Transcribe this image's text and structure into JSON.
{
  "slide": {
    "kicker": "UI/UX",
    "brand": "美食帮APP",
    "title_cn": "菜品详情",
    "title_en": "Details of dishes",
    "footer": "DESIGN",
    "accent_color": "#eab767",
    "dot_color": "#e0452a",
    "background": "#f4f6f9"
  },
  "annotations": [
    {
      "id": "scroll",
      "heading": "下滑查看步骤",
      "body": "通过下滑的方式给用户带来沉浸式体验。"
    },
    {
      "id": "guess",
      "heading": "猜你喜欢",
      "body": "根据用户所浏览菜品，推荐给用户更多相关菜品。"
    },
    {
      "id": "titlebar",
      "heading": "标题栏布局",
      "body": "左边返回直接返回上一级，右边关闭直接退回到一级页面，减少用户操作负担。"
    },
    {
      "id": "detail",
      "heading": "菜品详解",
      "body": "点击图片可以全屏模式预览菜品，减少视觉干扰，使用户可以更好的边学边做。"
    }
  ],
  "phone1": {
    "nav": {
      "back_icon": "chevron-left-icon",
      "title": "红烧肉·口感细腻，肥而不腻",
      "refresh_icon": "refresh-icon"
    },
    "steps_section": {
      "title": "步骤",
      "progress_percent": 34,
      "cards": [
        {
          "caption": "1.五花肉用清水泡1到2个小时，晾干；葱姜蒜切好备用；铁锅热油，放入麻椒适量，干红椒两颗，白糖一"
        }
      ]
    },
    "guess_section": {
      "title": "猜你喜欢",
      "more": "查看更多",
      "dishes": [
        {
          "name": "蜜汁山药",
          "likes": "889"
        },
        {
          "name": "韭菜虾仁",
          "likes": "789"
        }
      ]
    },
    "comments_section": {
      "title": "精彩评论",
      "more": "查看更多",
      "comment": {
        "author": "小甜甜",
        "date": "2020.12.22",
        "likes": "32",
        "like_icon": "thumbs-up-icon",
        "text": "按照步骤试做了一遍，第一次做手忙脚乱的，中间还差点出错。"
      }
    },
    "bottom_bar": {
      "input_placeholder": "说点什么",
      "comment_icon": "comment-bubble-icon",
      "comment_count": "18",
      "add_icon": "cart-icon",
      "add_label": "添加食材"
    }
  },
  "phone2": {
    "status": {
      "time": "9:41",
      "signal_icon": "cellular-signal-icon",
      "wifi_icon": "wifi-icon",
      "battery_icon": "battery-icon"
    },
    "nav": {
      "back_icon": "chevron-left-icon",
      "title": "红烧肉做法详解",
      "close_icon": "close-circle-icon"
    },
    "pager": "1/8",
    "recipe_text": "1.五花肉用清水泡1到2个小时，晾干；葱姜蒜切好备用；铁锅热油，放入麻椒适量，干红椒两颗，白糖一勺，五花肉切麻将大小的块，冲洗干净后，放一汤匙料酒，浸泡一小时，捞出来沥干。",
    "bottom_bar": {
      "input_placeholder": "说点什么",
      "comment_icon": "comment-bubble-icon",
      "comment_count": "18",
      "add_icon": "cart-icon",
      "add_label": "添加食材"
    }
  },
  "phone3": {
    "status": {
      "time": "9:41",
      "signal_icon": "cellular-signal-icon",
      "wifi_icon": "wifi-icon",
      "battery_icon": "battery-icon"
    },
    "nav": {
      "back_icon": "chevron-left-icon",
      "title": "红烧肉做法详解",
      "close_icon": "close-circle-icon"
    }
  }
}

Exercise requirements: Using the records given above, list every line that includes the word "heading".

Your solution:
      "heading": "下滑查看步骤",
      "heading": "猜你喜欢",
      "heading": "标题栏布局",
      "heading": "菜品详解",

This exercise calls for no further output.